Meanwhile, Colombe is seeking to foster a stronger peace movement broadly—another challenge that has required new thinking.
A major problem, here, is that there is a chasm between the—let’s face it—old, white and dying field of nuclear security and peacebuilding and a younger generation that didn’t grow up under a cloud of nuclear threat or cinematic portrayals of a post-apocalyptic nuclear landscape. Even 9/11 and the invasion of Iraq in 2003 can seem like ancient history to young Millennials.
While some areas of progressive politics have been teeming with new energy and activism (economic justice comes to mind), the area of peace and security feels like a sleepy backwater. National security spending may be edging close to a trillion dollars annually; U.S. military forces may be engaged in constant action abroad; and nuclear threats may actually be as scary—or scarier—than ever. But it's hard to see a peace movement that's getting much traction. All this is very much on the minds of Colombe, as well as select other funders who've been in this space over the long haul.
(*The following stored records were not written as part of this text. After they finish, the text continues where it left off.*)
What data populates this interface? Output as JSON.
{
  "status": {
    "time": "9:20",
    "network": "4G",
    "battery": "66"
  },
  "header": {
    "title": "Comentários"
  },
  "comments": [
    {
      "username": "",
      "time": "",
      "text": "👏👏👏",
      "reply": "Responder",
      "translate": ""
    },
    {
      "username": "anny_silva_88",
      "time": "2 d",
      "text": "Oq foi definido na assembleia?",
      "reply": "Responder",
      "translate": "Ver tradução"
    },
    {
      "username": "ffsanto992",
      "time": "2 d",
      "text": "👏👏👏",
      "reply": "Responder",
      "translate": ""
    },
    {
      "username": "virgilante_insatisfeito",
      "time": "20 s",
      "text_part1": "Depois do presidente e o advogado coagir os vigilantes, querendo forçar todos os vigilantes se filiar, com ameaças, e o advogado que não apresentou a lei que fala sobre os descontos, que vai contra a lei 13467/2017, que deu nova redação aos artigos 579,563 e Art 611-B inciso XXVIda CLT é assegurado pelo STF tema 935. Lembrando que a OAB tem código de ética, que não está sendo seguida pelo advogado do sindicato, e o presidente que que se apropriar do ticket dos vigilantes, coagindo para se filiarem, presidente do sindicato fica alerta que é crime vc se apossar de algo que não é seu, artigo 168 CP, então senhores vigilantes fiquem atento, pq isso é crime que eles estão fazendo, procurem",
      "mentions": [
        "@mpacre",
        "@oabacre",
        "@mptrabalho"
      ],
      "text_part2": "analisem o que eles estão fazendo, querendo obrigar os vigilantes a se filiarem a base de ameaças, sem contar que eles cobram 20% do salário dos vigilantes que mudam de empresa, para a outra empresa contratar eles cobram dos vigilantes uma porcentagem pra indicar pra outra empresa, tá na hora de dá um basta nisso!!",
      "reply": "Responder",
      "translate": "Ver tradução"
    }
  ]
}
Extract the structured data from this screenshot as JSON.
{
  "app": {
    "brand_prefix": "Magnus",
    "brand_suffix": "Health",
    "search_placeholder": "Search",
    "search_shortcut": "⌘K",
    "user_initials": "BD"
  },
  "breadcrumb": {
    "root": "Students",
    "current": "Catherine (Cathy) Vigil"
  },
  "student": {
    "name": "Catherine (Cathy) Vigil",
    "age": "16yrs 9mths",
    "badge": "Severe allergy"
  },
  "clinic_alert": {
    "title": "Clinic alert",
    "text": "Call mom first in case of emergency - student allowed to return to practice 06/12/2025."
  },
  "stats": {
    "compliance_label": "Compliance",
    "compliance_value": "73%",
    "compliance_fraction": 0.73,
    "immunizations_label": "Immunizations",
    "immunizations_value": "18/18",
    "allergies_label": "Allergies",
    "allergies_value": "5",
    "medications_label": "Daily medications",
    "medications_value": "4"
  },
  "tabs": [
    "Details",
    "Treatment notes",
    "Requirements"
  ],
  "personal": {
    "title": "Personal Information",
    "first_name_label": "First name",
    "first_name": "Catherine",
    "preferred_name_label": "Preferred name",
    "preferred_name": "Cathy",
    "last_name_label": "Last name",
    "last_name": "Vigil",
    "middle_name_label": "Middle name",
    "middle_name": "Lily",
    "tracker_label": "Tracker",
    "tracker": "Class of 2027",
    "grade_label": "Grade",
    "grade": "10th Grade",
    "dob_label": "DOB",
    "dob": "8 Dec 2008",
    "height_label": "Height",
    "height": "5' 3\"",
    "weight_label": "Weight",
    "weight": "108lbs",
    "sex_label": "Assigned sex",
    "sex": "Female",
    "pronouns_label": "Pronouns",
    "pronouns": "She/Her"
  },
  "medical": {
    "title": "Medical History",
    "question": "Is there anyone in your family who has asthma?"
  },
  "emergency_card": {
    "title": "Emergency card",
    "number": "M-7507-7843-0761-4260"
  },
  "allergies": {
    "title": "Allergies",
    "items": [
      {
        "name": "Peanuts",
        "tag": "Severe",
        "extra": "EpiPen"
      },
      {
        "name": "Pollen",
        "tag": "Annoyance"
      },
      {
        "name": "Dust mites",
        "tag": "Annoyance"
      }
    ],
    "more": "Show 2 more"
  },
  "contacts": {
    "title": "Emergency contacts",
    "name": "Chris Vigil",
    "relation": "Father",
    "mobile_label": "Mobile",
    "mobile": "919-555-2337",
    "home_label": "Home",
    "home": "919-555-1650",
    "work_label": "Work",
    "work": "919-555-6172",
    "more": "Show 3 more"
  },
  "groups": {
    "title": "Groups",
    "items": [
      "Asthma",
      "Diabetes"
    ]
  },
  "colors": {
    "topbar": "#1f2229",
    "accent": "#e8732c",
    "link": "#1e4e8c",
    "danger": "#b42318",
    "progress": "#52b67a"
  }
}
“Colombe has been dedicated to the grassroots peace movement from its inception,” said Merz, “but as time has gone on, I’ve noticed that the grantees have become less and less effective and less and less politically relevant.” That reality led the foundation to take a deep dive into what Merz referred to as the “new organizing.”
While Colombe continues to support its defense budget work, it is launching a new way of strategic thinking about the peacebuilding field. Beginning much as it did with its budget campaign, Colombe began reaching across different divides by getting together with leaders from the current peacebuilding movement, as well as those from various grassroots movements such as women’s rights and environmental causes.
A major purpose of this initial outreach was to gauge the general perception of what the peace movement meant to organizers fighting for causes that are, on the surface, seemingly disparate—when, in fact, they are deeply intertwined. At the same time, Colombe was keeping a larger goal in mind—finding out how to bridge the gap between peacebuilding veterans of the old school and a new generation of activists.
The path to bridging that gap, Merz said, “was not particularly clear.” But the research did indicate that the interest was there. A great many activists of all stripes understand the need to work for a more peaceful world and also tame the excesses of today's national security establishment.
But what's the right way to make this happen in a dynamic way that can shape policy? Said Merz: “Is there a way to move forward together—addressing wars abroad while also addressing wars in communities? Is there a way for the peace movement and new organizing to come together to forge new alliances?”
To answer those questions, the foundation is moving carefully and in a manner that is respectful to both veteran and new organizers, seeking new ways to get traction on peace and security issues. “That might mean we have to change the definition of peace. It might mean we have to change how we go about the work. And that’s going to be hard for old-style peace movement people,” Merz said.